In summary, our LHE practitioner experiences suggest several critical factors that may contribute to the successful implementation of LHE. First, unwavering top-level administrative commitment to Lean’s fundamental pillars of continuous improvement and respect for employees is required. Through these two core philosophical tenets, LHE can then be successfully introduced, supported, and led as a long-term, strategic operational philosophy that impacts the mindset and responsibilities of all employees and not simply a set of tools to improve processes and cut costs.

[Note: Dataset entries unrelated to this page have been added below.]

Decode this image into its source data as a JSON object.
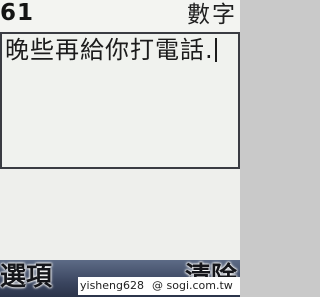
{
  "status_bar": {
    "char_count": "61",
    "input_mode": "數字"
  },
  "editor": {
    "text": "晚些再給你打電話."
  },
  "softkeys": {
    "left_label": "選項",
    "right_label": "清除"
  },
  "watermark": {
    "user": "yisheng628",
    "site": "@ sogi.com.tw"
  }
}
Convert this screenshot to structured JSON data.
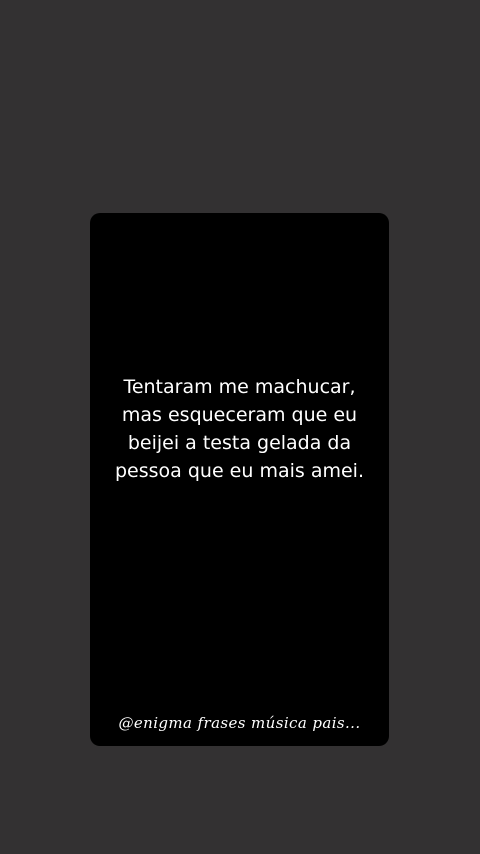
{
  "story": {
    "quote": "Tentaram me machucar, mas esqueceram que eu beijei a testa gelada da pessoa que eu mais amei.",
    "author_tag": "@enigma frases música pais..."
  },
  "colors": {
    "screen_background": "#333132",
    "card_background": "#000000",
    "text": "#ffffff"
  }
}
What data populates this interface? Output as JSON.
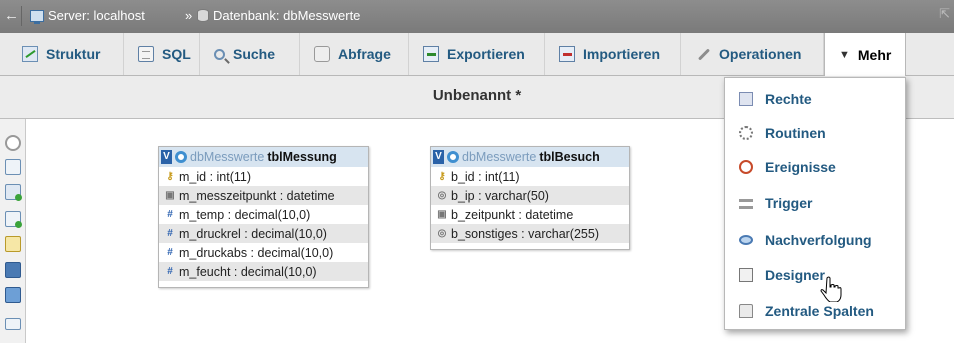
{
  "breadcrumb": {
    "back_glyph": "←",
    "server": "Server: localhost",
    "separator": "»",
    "database": "Datenbank: dbMesswerte",
    "collapse_glyph": "⇱"
  },
  "tabs": [
    {
      "label": "Struktur",
      "icon": "structure-icon"
    },
    {
      "label": "SQL",
      "icon": "sql-icon"
    },
    {
      "label": "Suche",
      "icon": "search-icon"
    },
    {
      "label": "Abfrage",
      "icon": "query-icon"
    },
    {
      "label": "Exportieren",
      "icon": "export-icon"
    },
    {
      "label": "Importieren",
      "icon": "import-icon"
    },
    {
      "label": "Operationen",
      "icon": "wrench-icon"
    },
    {
      "label": "Mehr",
      "icon": "caret-down-icon"
    }
  ],
  "subtitle": "Unbenannt *",
  "tables": [
    {
      "db": "dbMesswerte",
      "name": "tblMessung",
      "check": "V",
      "columns": [
        {
          "text": "m_id : int(11)",
          "icon": "key-icon"
        },
        {
          "text": "m_messzeitpunkt : datetime",
          "icon": "calendar-icon"
        },
        {
          "text": "m_temp : decimal(10,0)",
          "icon": "hash-icon"
        },
        {
          "text": "m_druckrel : decimal(10,0)",
          "icon": "hash-icon"
        },
        {
          "text": "m_druckabs : decimal(10,0)",
          "icon": "hash-icon"
        },
        {
          "text": "m_feucht : decimal(10,0)",
          "icon": "hash-icon"
        }
      ]
    },
    {
      "db": "dbMesswerte",
      "name": "tblBesuch",
      "check": "V",
      "columns": [
        {
          "text": "b_id : int(11)",
          "icon": "key-icon"
        },
        {
          "text": "b_ip : varchar(50)",
          "icon": "string-icon"
        },
        {
          "text": "b_zeitpunkt : datetime",
          "icon": "calendar-icon"
        },
        {
          "text": "b_sonstiges : varchar(255)",
          "icon": "string-icon"
        }
      ]
    }
  ],
  "more_menu": [
    {
      "label": "Rechte",
      "icon": "users-icon"
    },
    {
      "label": "Routinen",
      "icon": "routines-icon"
    },
    {
      "label": "Ereignisse",
      "icon": "clock-icon"
    },
    {
      "label": "Trigger",
      "icon": "trigger-icon"
    },
    {
      "label": "Nachverfolgung",
      "icon": "eye-icon"
    },
    {
      "label": "Designer",
      "icon": "designer-icon"
    },
    {
      "label": "Zentrale Spalten",
      "icon": "central-columns-icon"
    }
  ],
  "colors": {
    "link": "#235a81",
    "breadcrumb_bg": "#858585",
    "table_header": "#d7e4f0"
  }
}
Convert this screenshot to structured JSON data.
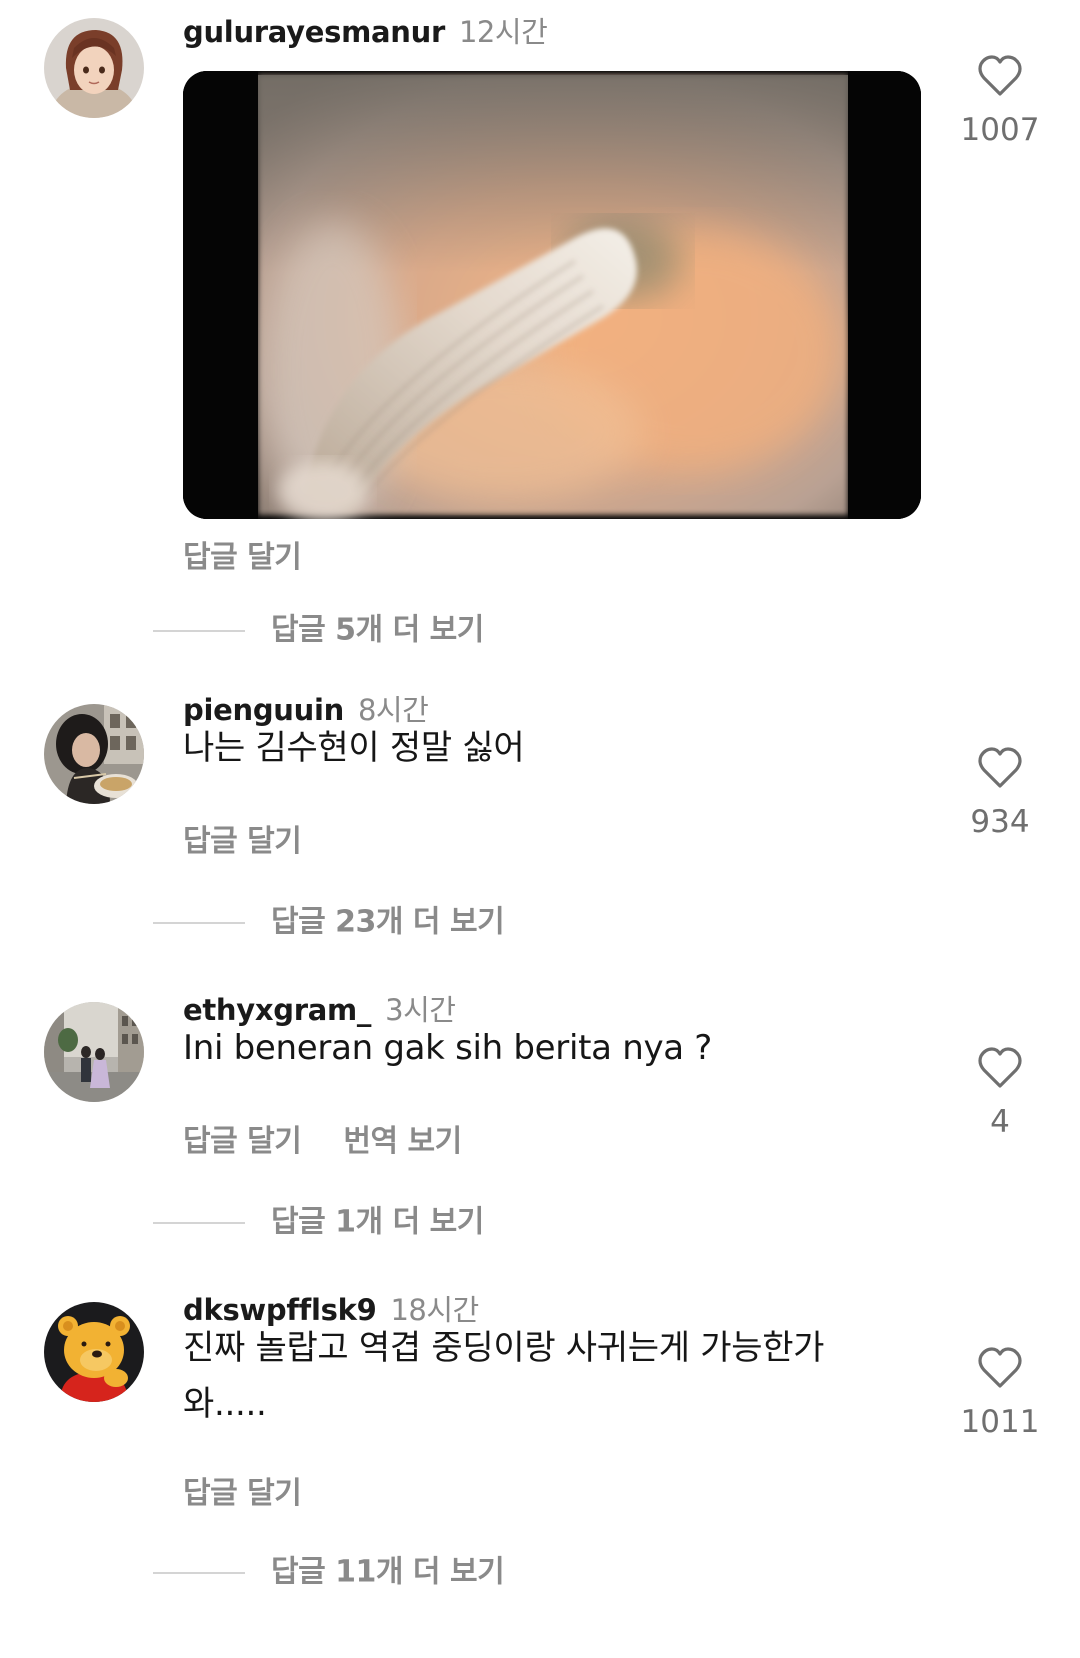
{
  "comments": [
    {
      "username": "gulurayesmanur",
      "time": "12시간",
      "text": "",
      "media": "gif-image",
      "reply_label": "답글 달기",
      "like_count": "1007",
      "more_replies": "답글 5개 더 보기"
    },
    {
      "username": "pienguuin",
      "time": "8시간",
      "text": "나는 김수현이 정말 싫어",
      "reply_label": "답글 달기",
      "like_count": "934",
      "more_replies": "답글 23개 더 보기"
    },
    {
      "username": "ethyxgram_",
      "time": "3시간",
      "text": "Ini beneran gak sih berita nya ?",
      "reply_label": "답글 달기",
      "translate_label": "번역 보기",
      "like_count": "4",
      "more_replies": "답글 1개 더 보기"
    },
    {
      "username": "dkswpfflsk9",
      "time": "18시간",
      "text": "진짜 놀랍고 역겹 중딩이랑 사귀는게 가능한가 와.....",
      "reply_label": "답글 달기",
      "like_count": "1011",
      "more_replies": "답글 11개 더 보기"
    }
  ],
  "icons": {
    "like": "heart-outline-icon"
  },
  "colors": {
    "muted_text": "#8a8a8a",
    "body_text": "#161616",
    "divider": "#d4d4d4"
  }
}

While the transformation to a Lean college or university is challenging and occasionally frustrating (one author has compared his plight to that of Sisyphus from Greek mythology), the introduction of LHE’s steadfast practice of continuous improvement and respect for employees at any level (divisional, collegiate, departmental) offers great promise to help colleges and universities survive and thrive as they fulfil their critical mission to society. 

Recommended Reading

Balzer, W.K. (2010). Lean higher education: Increasing the value and performance of university processes. New York: Productivity Press.

Balzer, W.K., Brodke, M.H., and Kizhakethalackal, E.T. (2015), “Lean higher education: Successes, challenges, and realizing potential”, International Journal of Quality and Reliability Management, Vol. 32 No. 9, pp. 924-933. doi: 10.1108/IJQRM-08-2014-0119

Balzer, W.K., Francis, D., Krehbiel, T. & Shea, N. (2016), “A review and perspective on Lean in higher education”, Quality Assurance in Education, Vol. 24 No. 4, pp. 442-462. http://hdl.handle.net/2374.MIA/5995

Emiliani, B. (2015). Lean university: A guide to renewal and prosperity. Wethersfield, CT: The CLBM.

Finn, L., & Geraci, L. (2012). Implementing lean for process improvement: Strategies and recommendations for process improvement in financial affairs. Washington, DC: Education Advisory Board, University Business Executive Roundtable. Retrieved from Education Advisory Board website https://www.eab.com/research-and-insights/business-affairs-forum/custom/2012/09/implementing-lean-for-process-improvement

Francis, D.E. (2014, April 28), “Lean and the learning organization in higher education”, Canadian Journal of Educational Administration and Policy, Issue 157, pp. 1-23.

Krehbiel, T.C., Ryan, A.W., and Miller, D.P. (2015), “Lean learning: University’s challenges lead to $27.2 million in cost improvements”, Quality Progress, Vol. 48 No. 2, pp. 39-45.

Radnor Z., & Bucci, G. (2011). Analysis of lean implementation in UK business school and universities. London: Association of Business Schools. Retrieved from https://www.york.ac.uk/admin/po/processreview/ABS%20Final%20Report%20final.pdf

Universities UK. (2011). Efficiency and effectiveness in higher education: A report by the universities UK efficiency and modernisation task group. Retrieved from http://www.universitiesuk.ac.uk/highereducation/Pages/EfficiencyinHigherEducation.aspx#.VbKbe2RVhBc

Yorkstone, S. (2016). Lean universities. In: Netland, T. & Powell, D. The Routledge Companion to Lean Management, Routledge, ISBN: 978-1138920590. In press.